There is no good time to discover you have prostate cancer. But, as with most cancers, earlier is much better — ideally even before symptoms appear.
That’s why we search for prostate cancer in people who are healthy, before they develop the problems with urination or pain that may only show up after the disease has spread.
For more than 20 years, there has been a blood test to monitor men for high levels of a protein called a prostate-specific antigen, or PSA, that is often associated with prostate cancer. Unfortunately, this test is not perfect; many harmless conditions can cause heightened levels of this protein, leading to unnecessary tests and procedures that carry their own risk.
The uncertainty over the value of the PSA test led the U.S. Preventive Services Task Force in 2012 to recommend it only be given to people at high risk of prostate cancer. Other groups, including the American Urological Association, opposed this decision at the time.
Recently, though, that recommendation has been softened. Instead of advising against this test for most men, the task force now suggests that men aged 55 to 69 should talk to their doctor about its risks and potential benefits.
Dr. Vipul Patel, a urologist and robotic surgeon at Florida Hospital Global Robotics Institute, calls that “a step in the positive direction.”
“Prostate cancer still kills approximately 30,000 men each year in the U.S. and it remains the second-leading cause of cancer death in men after lung cancer,” he says. “Chances of surviving prostate cancer are high if it’s caught early, and the PSA test is a valuable tool in that kit.”
Dr. Patel says a high PSA score, by itself, is no longer a reason for an invasive test to remove tissue from a prostate. Instead, this test is repeated and supplemented by other non-invasive tests, including an MRI scan.
“If you’re over 50 years old, get PSA screening and get a rectal prostate exam,” he says.
A useful but controversial test
At first glance, it’s tough to see the downside of a simple blood test to detect prostate cancer. But it’s not the test itself that has generated so much controversy; it’s what can come after the test. If it finds high levels of PSA, this test can lead to further testing, including the use of a needle to remove suspicious tissue, called a biopsy.

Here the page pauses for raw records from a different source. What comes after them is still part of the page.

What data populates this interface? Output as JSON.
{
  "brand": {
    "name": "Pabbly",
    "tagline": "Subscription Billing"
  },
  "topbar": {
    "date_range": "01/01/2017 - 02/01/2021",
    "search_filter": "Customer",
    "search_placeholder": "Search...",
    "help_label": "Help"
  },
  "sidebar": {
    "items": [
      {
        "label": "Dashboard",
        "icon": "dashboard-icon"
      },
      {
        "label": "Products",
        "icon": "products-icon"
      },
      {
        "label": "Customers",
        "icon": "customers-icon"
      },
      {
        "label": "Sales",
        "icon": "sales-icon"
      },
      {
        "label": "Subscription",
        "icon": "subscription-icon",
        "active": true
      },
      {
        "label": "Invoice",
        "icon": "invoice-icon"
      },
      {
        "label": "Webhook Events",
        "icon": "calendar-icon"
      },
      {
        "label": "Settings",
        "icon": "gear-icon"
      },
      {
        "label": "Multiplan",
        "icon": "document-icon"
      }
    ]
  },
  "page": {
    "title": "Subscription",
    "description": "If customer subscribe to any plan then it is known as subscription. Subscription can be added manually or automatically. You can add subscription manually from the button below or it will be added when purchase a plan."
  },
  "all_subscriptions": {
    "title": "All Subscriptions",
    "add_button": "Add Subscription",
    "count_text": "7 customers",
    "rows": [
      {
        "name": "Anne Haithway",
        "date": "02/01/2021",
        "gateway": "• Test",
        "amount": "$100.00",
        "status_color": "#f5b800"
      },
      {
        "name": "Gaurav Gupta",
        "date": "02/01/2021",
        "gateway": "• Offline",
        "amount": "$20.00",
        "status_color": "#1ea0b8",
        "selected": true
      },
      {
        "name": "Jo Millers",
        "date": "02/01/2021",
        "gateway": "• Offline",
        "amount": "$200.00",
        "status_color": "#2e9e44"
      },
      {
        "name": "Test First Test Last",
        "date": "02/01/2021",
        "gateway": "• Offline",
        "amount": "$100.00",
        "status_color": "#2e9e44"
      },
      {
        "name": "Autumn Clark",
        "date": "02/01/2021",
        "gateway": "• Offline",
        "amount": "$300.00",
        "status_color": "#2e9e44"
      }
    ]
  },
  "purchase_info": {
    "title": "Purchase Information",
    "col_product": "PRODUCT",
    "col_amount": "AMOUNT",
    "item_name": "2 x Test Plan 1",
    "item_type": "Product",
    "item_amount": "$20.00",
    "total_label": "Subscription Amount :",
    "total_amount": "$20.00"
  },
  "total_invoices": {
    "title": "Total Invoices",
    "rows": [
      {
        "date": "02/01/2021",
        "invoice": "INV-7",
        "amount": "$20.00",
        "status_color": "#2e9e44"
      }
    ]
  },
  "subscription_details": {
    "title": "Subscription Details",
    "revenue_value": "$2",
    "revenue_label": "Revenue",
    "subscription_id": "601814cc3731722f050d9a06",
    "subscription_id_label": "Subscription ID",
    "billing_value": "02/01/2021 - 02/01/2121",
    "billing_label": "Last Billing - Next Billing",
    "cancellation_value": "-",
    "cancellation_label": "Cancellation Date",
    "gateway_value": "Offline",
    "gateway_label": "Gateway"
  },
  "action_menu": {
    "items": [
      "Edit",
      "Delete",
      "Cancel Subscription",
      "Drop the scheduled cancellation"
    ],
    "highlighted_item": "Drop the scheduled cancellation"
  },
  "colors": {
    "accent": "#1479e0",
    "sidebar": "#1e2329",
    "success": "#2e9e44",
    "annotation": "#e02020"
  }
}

Furthermore, even when cancer is found, removing a small tumor does not necessarily reduce a man’s chance of dying. That’s because prostate cancer is often slow growing, and many tumors found after PSA testing would never have been life-threatening. Surgery and radiation to remove these tumors can cause serious side effects like the inability to control urination, erectile dysfunction and infection.

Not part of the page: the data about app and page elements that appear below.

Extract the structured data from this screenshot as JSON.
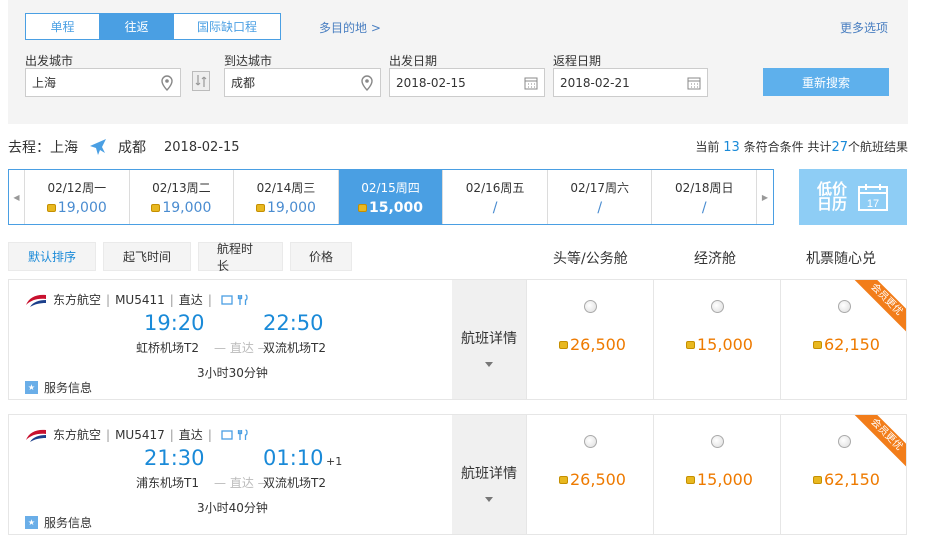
{
  "search": {
    "tabs": [
      "单程",
      "往返",
      "国际缺口程"
    ],
    "multi_city": "多目的地 >",
    "more_options": "更多选项",
    "from_label": "出发城市",
    "from_value": "上海",
    "to_label": "到达城市",
    "to_value": "成都",
    "depart_label": "出发日期",
    "depart_value": "2018-02-15",
    "return_label": "返程日期",
    "return_value": "2018-02-21",
    "search_button": "重新搜索"
  },
  "route": {
    "prefix": "去程：上海",
    "to": "成都",
    "date": "2018-02-15"
  },
  "results": {
    "pre": "当前",
    "matching": "13",
    "mid": "条符合条件 共计",
    "total": "27",
    "post": "个航班结果"
  },
  "dates": [
    {
      "date": "02/12周一",
      "price": "19,000",
      "coin": true
    },
    {
      "date": "02/13周二",
      "price": "19,000",
      "coin": true
    },
    {
      "date": "02/14周三",
      "price": "19,000",
      "coin": true
    },
    {
      "date": "02/15周四",
      "price": "15,000",
      "coin": true,
      "active": true
    },
    {
      "date": "02/16周五",
      "price": "/",
      "coin": false
    },
    {
      "date": "02/17周六",
      "price": "/",
      "coin": false
    },
    {
      "date": "02/18周日",
      "price": "/",
      "coin": false
    }
  ],
  "calendar_button": {
    "label": "低价日历",
    "day": "17"
  },
  "sort": {
    "buttons": [
      "默认排序",
      "起飞时间",
      "航程时长",
      "价格"
    ]
  },
  "cabin_headers": [
    "头等/公务舱",
    "经济舱",
    "机票随心兑"
  ],
  "flights": [
    {
      "airline": "东方航空",
      "flight_no": "MU5411",
      "type": "直达",
      "dep_time": "19:20",
      "arr_time": "22:50",
      "dep_airport": "虹桥机场T2",
      "direct_text": "— 直达 —",
      "arr_airport": "双流机场T2",
      "plus_day": "",
      "duration": "3小时30分钟",
      "service": "服务信息",
      "details": "航班详情",
      "prices": [
        "26,500",
        "15,000",
        "62,150"
      ],
      "ribbon": "会员更优"
    },
    {
      "airline": "东方航空",
      "flight_no": "MU5417",
      "type": "直达",
      "dep_time": "21:30",
      "arr_time": "01:10",
      "dep_airport": "浦东机场T1",
      "direct_text": "— 直达 —",
      "arr_airport": "双流机场T2",
      "plus_day": "+1",
      "duration": "3小时40分钟",
      "service": "服务信息",
      "details": "航班详情",
      "prices": [
        "26,500",
        "15,000",
        "62,150"
      ],
      "ribbon": "会员更优"
    }
  ],
  "colors": {
    "accent": "#4a9fe3",
    "price": "#ee7a00",
    "time": "#1a8ad8",
    "ribbon": "#f27d1a"
  }
}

The central question for medical experts, then, is to weigh the risks of testing and the number of people harmed from unnecessary treatment against the lives saved through the early detection of cancer.
Dr. Patel says the task force’s 2012 recommendation, which limited the use of PSA tests to certain at-risk groups of people, may have slowed our progress in treating prostate cancer.

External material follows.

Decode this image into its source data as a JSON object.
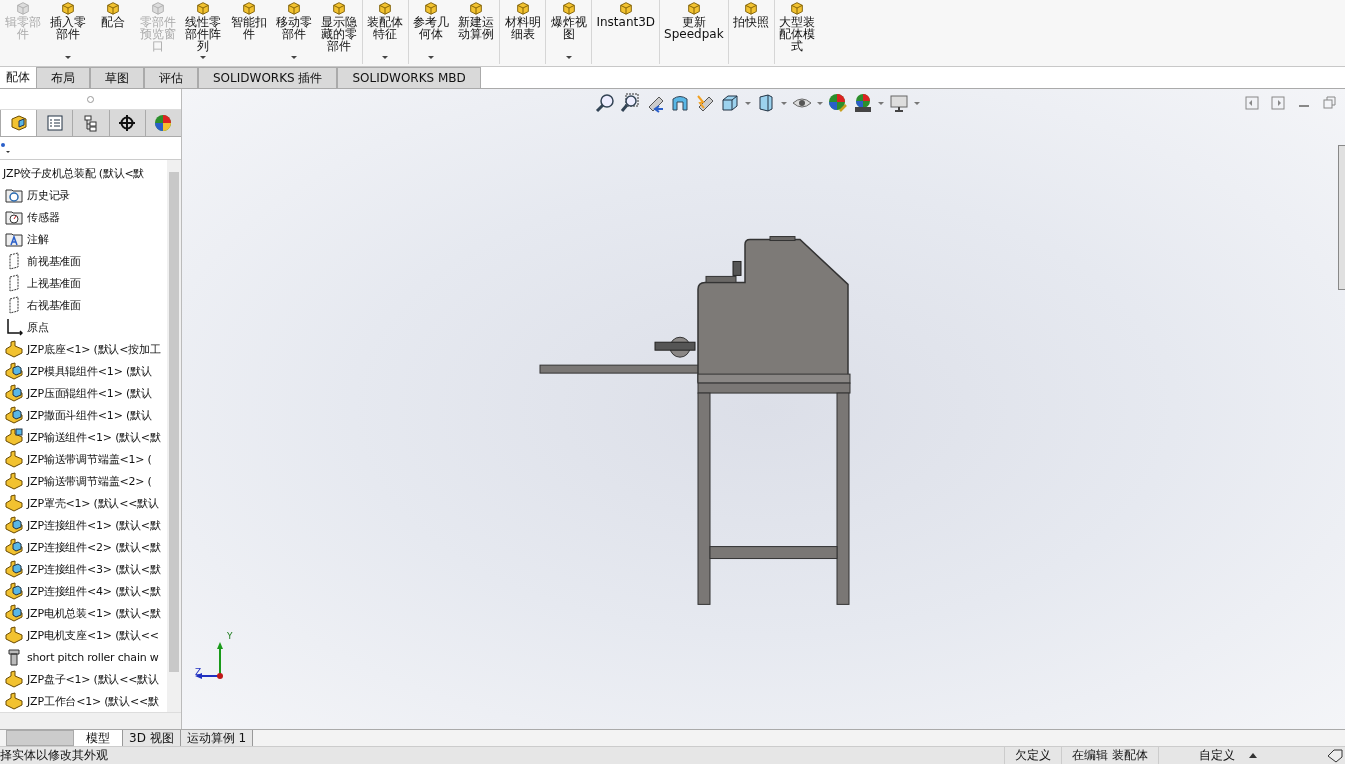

“A recent study showed that prostate cancer rates have leveled off, instead of continuing their steady decline in the past three decades,” he says. “I expect that now that the rates have stopped falling, they’re going to start increasing. We’re now going to start seeing the negative effects of recommendations from six years ago.”
PSA is just one tool
Though the PSA is at the center of the testing controversy, it is not our only tool to detect prostate cancer, Dr. Patel says.
At Florida Hospital, a patient with a high PSA score is first re-tested to ensure the protein wasn’t elevated due to other temporary causes. We also use a 4Kscore test, a newer version of the PSA, to look for evidence of high-risk prostate cancer.
Finally, a painless MRI scan is also often used to help figure out who needs a biopsy.
“High PSA levels are no longer the only indication for biopsy,” Dr. Patel says.
Even when cancer is found, surgery and radiation are not your only choices. Many men have slow-growing cancers that will never affect their lives. In these cases, we can actively monitor their prostate, so if the cancer grows we can step in quickly and catch it early.
Indeed, it was partly the use of this monitoring technique, called “active surveillance,” that convinced the task force that the risks of using the PSA test are lower than previously thought.
We do everything we can to minimize unnecessary biopsies and treatments while using the PSA test as one in a series of options. When surgery is necessary, many patients qualify for highly advanced robotic technology that consistently controls cancer while sparing nerves to avoid incontinence and impotence.
When to get tested
Given the controversy around the test, it’s easy to end up confused about whether you should take it. But Dr. Patel’s advice is clear: “For the average male out there, the message is, if you’re over 50 years old, get PSA screening and get a rectal prostate exam,” he says. “If you are an African American male and have a family history of prostate cancer then consider earlier screening.”
At Florida Hospital, we know the potential harms to men who receive unnecessary biopsies and treatments. So, we’re focused on employing a range of non-invasive tests and only using aggressive therapy when necessary.
If you’re looking for doctors who can give you the information you need to take charge of your health, call 407-303-3627 or visit our website to request an appointment.